## WHAT NEEDS TO BE DONE
Below are records. Count every line containing the word "circle" and give the number alone.

## DATA UNDER STUDY
****

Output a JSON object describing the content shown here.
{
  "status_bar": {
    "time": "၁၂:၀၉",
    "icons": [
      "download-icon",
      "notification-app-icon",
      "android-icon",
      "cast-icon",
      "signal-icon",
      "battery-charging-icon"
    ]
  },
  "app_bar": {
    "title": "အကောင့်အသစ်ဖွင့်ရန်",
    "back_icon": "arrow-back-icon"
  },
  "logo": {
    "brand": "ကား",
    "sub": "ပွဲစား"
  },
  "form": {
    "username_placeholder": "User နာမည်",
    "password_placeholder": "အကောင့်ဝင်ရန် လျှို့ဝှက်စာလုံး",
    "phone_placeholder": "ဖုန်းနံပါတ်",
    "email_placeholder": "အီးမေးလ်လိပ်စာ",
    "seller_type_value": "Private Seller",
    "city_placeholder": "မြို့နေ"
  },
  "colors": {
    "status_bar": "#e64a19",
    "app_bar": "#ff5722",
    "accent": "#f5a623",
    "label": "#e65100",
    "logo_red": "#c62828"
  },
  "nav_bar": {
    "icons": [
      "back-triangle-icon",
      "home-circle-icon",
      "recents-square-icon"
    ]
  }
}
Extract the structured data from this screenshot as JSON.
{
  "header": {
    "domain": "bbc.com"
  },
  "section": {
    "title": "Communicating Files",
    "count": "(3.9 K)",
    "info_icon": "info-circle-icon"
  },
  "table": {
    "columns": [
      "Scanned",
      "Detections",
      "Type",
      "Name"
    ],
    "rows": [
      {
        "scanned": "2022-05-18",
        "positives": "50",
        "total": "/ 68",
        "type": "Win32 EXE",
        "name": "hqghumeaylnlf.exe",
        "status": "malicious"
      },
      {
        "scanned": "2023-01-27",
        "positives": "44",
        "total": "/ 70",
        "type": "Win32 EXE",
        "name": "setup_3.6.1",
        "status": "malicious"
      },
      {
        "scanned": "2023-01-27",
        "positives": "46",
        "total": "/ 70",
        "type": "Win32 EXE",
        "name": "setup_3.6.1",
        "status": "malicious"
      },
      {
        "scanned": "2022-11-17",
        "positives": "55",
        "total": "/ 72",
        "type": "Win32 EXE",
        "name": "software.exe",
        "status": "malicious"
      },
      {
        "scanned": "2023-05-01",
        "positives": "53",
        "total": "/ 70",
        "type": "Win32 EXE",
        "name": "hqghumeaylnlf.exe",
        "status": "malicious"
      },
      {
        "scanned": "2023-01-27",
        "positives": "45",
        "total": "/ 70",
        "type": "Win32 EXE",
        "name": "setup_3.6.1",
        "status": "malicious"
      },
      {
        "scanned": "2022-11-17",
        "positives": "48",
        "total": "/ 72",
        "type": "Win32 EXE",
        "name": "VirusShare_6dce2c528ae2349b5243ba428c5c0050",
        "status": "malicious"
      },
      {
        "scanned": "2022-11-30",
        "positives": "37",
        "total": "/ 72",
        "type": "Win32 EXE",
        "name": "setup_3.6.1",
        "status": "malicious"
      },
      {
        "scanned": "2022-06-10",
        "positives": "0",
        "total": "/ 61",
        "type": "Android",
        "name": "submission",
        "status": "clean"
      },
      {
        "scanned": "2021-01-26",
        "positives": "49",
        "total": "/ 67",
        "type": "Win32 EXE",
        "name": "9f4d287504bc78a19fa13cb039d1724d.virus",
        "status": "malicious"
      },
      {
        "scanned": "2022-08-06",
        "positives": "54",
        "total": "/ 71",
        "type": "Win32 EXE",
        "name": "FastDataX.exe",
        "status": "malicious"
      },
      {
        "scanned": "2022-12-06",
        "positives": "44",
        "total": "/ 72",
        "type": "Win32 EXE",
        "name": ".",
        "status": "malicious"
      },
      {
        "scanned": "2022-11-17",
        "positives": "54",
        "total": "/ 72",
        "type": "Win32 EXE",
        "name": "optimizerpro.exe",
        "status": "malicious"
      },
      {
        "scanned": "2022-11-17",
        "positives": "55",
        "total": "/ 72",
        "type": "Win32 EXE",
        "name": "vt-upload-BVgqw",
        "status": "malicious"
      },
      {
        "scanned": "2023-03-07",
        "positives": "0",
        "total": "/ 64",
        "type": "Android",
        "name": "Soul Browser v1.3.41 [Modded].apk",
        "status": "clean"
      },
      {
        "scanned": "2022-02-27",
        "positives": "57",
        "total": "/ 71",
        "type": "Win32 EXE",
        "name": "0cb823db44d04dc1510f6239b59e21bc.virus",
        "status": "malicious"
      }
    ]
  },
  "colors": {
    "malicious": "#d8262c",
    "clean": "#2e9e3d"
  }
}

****

## REPLY
2